HELENA – Parents of and advocates for the disabled on Monday implored Gov. Steve Bullock to find a way to back off on planned budget cuts to human services in Montana, saying the damaging cuts aren’t necessary.
At a Helena news conference, they pointed to a recent report that indicates state tax revenues are bouncing back, meaning more money may be available than expected a few months ago.
“Because the revenues are so much better than they were before … we’d like to hear what the governor has to say about restoring cuts and what his plans are to restore these essential services,” said Beth Brenneman, staff attorney for Disability Rights Montana.
But the governor’s budget director told MTN News Monday that his office doesn’t believe the recent bump in tax revenue is sustainable.
“My staff and I have spent a long time on the (recent revenue report), and there is nothing in there that would lead us to believe that we’re going to hit the actual revenue estimate which was proven wrong last year,” said Dan Villa.

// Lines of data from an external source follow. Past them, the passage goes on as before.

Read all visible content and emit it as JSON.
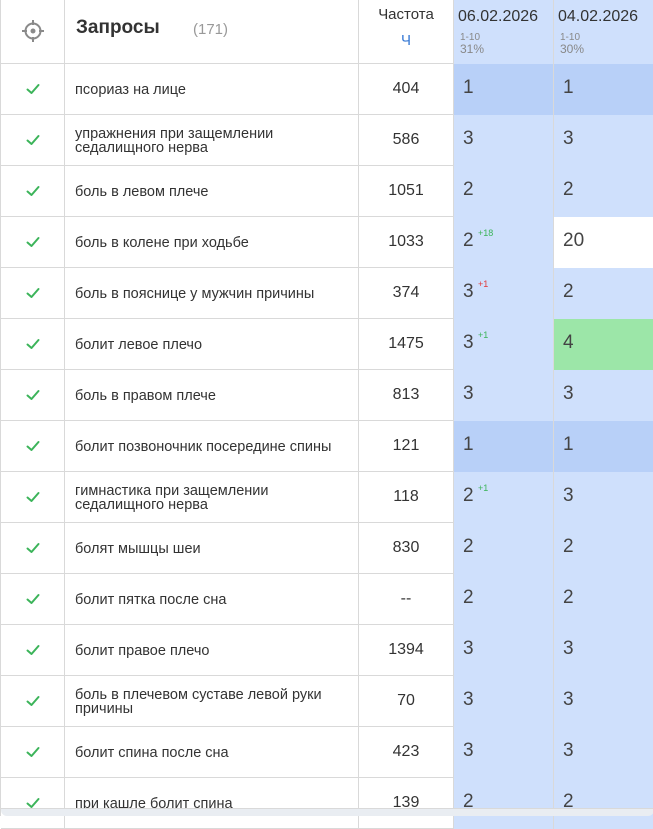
{
  "header": {
    "queries_title": "Запросы",
    "queries_count": "(171)",
    "frequency_title": "Частота",
    "frequency_sort": "Ч",
    "dates": [
      {
        "date": "06.02.2026",
        "range": "1-10",
        "percent": "31%"
      },
      {
        "date": "04.02.2026",
        "range": "1-10",
        "percent": "30%"
      }
    ]
  },
  "colors": {
    "check": "#3cb45a",
    "cell_dark": "#b8d0f8",
    "cell_light": "#cfe0fc",
    "cell_green": "#9ce6a8",
    "delta_up": "#3cb45a",
    "delta_down": "#e03a3a",
    "accent": "#3a7bd5"
  },
  "rows": [
    {
      "query": "псориаз на лице",
      "freq": "404",
      "d1": {
        "pos": "1",
        "delta": "",
        "dir": "",
        "bg": "dark"
      },
      "d2": {
        "pos": "1",
        "bg": "dark"
      }
    },
    {
      "query": "упражнения при защемлении седалищного нерва",
      "freq": "586",
      "d1": {
        "pos": "3",
        "delta": "",
        "dir": "",
        "bg": "light"
      },
      "d2": {
        "pos": "3",
        "bg": "light"
      }
    },
    {
      "query": "боль в левом плече",
      "freq": "1051",
      "d1": {
        "pos": "2",
        "delta": "",
        "dir": "",
        "bg": "light"
      },
      "d2": {
        "pos": "2",
        "bg": "light"
      }
    },
    {
      "query": "боль в колене при ходьбе",
      "freq": "1033",
      "d1": {
        "pos": "2",
        "delta": "+18",
        "dir": "up",
        "bg": "light"
      },
      "d2": {
        "pos": "20",
        "bg": "white"
      }
    },
    {
      "query": "боль в пояснице у мужчин причины",
      "freq": "374",
      "d1": {
        "pos": "3",
        "delta": "+1",
        "dir": "down",
        "bg": "light"
      },
      "d2": {
        "pos": "2",
        "bg": "light"
      }
    },
    {
      "query": "болит левое плечо",
      "freq": "1475",
      "d1": {
        "pos": "3",
        "delta": "+1",
        "dir": "up",
        "bg": "light"
      },
      "d2": {
        "pos": "4",
        "bg": "green"
      }
    },
    {
      "query": "боль в правом плече",
      "freq": "813",
      "d1": {
        "pos": "3",
        "delta": "",
        "dir": "",
        "bg": "light"
      },
      "d2": {
        "pos": "3",
        "bg": "light"
      }
    },
    {
      "query": "болит позвоночник посередине спины",
      "freq": "121",
      "d1": {
        "pos": "1",
        "delta": "",
        "dir": "",
        "bg": "dark"
      },
      "d2": {
        "pos": "1",
        "bg": "dark"
      }
    },
    {
      "query": "гимнастика при защемлении седалищного нерва",
      "freq": "118",
      "d1": {
        "pos": "2",
        "delta": "+1",
        "dir": "up",
        "bg": "light"
      },
      "d2": {
        "pos": "3",
        "bg": "light"
      }
    },
    {
      "query": "болят мышцы шеи",
      "freq": "830",
      "d1": {
        "pos": "2",
        "delta": "",
        "dir": "",
        "bg": "light"
      },
      "d2": {
        "pos": "2",
        "bg": "light"
      }
    },
    {
      "query": "болит пятка после сна",
      "freq": "--",
      "d1": {
        "pos": "2",
        "delta": "",
        "dir": "",
        "bg": "light"
      },
      "d2": {
        "pos": "2",
        "bg": "light"
      }
    },
    {
      "query": "болит правое плечо",
      "freq": "1394",
      "d1": {
        "pos": "3",
        "delta": "",
        "dir": "",
        "bg": "light"
      },
      "d2": {
        "pos": "3",
        "bg": "light"
      }
    },
    {
      "query": "боль в плечевом суставе левой руки причины",
      "freq": "70",
      "d1": {
        "pos": "3",
        "delta": "",
        "dir": "",
        "bg": "light"
      },
      "d2": {
        "pos": "3",
        "bg": "light"
      }
    },
    {
      "query": "болит спина после сна",
      "freq": "423",
      "d1": {
        "pos": "3",
        "delta": "",
        "dir": "",
        "bg": "light"
      },
      "d2": {
        "pos": "3",
        "bg": "light"
      }
    },
    {
      "query": "при кашле болит спина",
      "freq": "139",
      "d1": {
        "pos": "2",
        "delta": "",
        "dir": "",
        "bg": "light"
      },
      "d2": {
        "pos": "2",
        "bg": "light"
      }
    }
  ]
}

Villa also noted that under a law passed by the Republican-controlled Legislature last November, the governor can’t use higher revenue to undo the cuts until this summer, at the earliest.
Family members of disabled aren’t convinced, however, that the governor can’t find a way to alleviate at least some of the cuts.
“Please, Gov. Bullock, help me, help us do our very best for all Montanans with disabilities, their families, and all those who take care of them,” said Vicki LaFond-Smith of East Helena, who has two sons with cerebral palsy. “We are a team; we are the village.”
The Bullock administration is cutting $49 million in state funds from the state Department of Public Health and Human Service budget – a spending level put into law by the Republican majority of the Legislature at a special session last November.
The administration, however, is choosing the specific cuts to meet the funding level.
Those cuts include reductions in case managers for the disabled and the mentally ill, cuts in payments to providers serving the poor and disabled, and eliminating coverage for dentures and other expensive dental services for the poor.
Brenneman and some parents also said state health officials have been denying or cutting back on services already available for disabled clients, apparently in a bid to save additional money.
“We’ve seen some cuts that haven’t gotten any press,” she said. “Those cuts have to do with changes in internal policy that have to do with cutting services to individuals who already have them.”
Advocates for the disabled pointed to a Feb. 7 revenue report by the Legislature’s fiscal analysts, that indicate state tax revenue could be as much as $130 million more than estimated before the special session.
But Villa said that estimate includes $60 million of transfers already approved by the Legislature – and that analysts in his office don’t think the factors used to calculate the estimate translate into ongoing revenue for the rest of the fiscal year or two-year budget period.
If the Bullock administration relies on the estimate to avoid budget cuts now, and it turns out to be inaccurate, the administration would have to go back into the budget and make more cuts, he said.